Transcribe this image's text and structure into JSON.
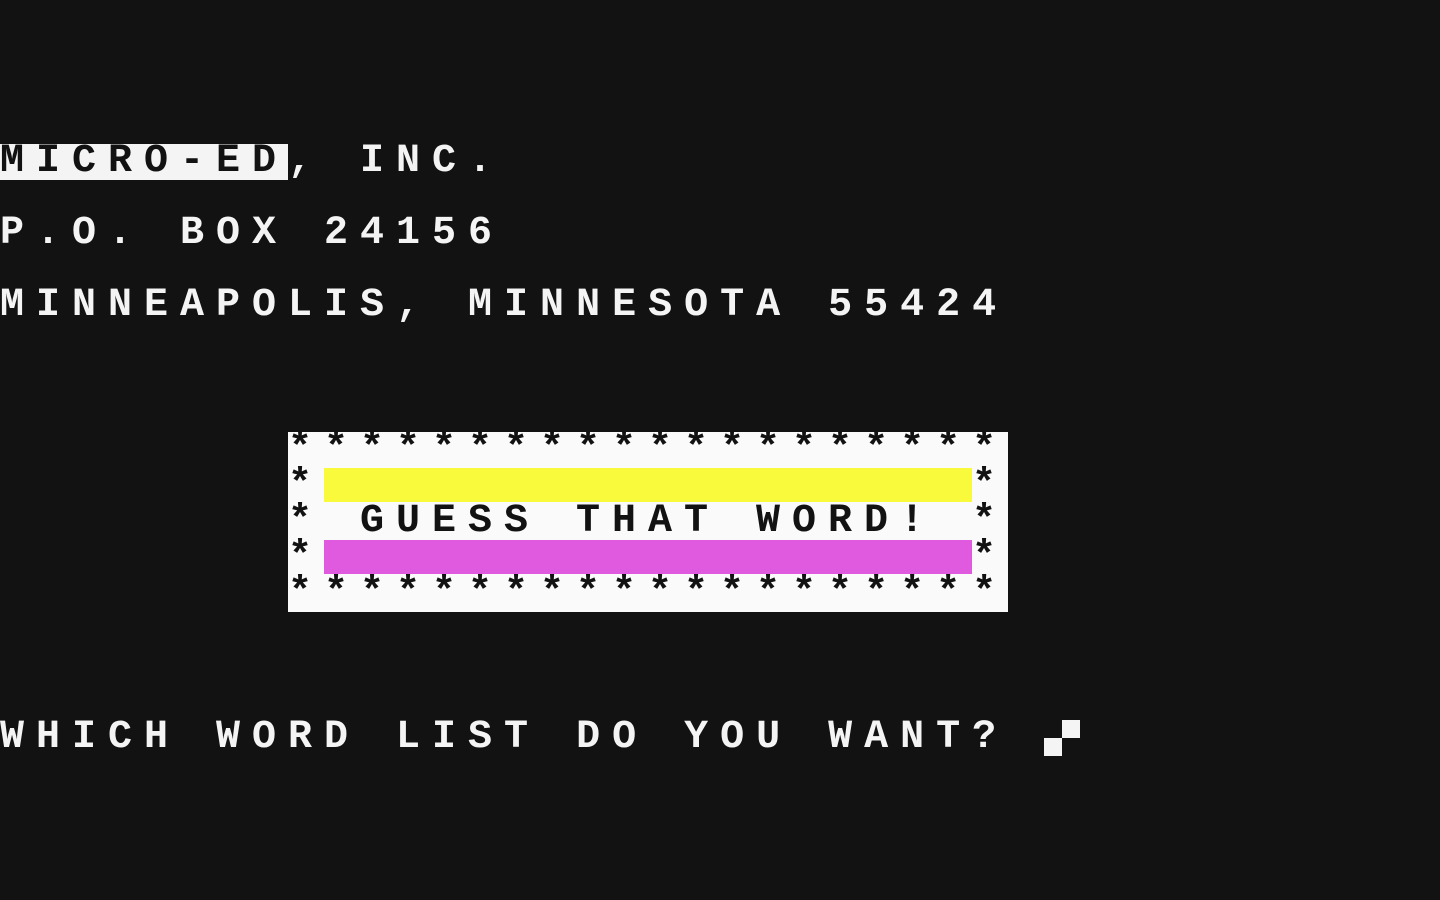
{
  "company": {
    "name_highlighted": "MICRO-ED",
    "name_rest": ", INC.",
    "address_line": "P.O. BOX 24156",
    "city_line": "MINNEAPOLIS, MINNESOTA 55424"
  },
  "title_box": {
    "border_top": "********************",
    "border_bottom": "********************",
    "side": "*",
    "title": "GUESS THAT WORD!",
    "colors": {
      "top_bar": "#fafa3c",
      "bottom_bar": "#e05ae0",
      "box": "#fafafa"
    }
  },
  "prompt": {
    "text": "WHICH WORD LIST DO YOU WANT?",
    "cursor": "checker-cursor-icon"
  }
}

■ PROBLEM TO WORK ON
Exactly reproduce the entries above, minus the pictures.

■ TASK SOLUTION
Transcribe this image's text and structure into JSON.
{
  "company": {
    "name_highlighted": "MICRO-ED",
    "name_rest": ", INC.",
    "address_line": "P.O. BOX 24156",
    "city_line": "MINNEAPOLIS, MINNESOTA 55424"
  },
  "title_box": {
    "border_top": "********************",
    "border_bottom": "********************",
    "side": "*",
    "title": "GUESS THAT WORD!",
    "colors": {
      "top_bar": "#fafa3c",
      "bottom_bar": "#e05ae0",
      "box": "#fafafa"
    }
  },
  "prompt": {
    "text": "WHICH WORD LIST DO YOU WANT?",
    "cursor": "checker-cursor-icon"
  }
}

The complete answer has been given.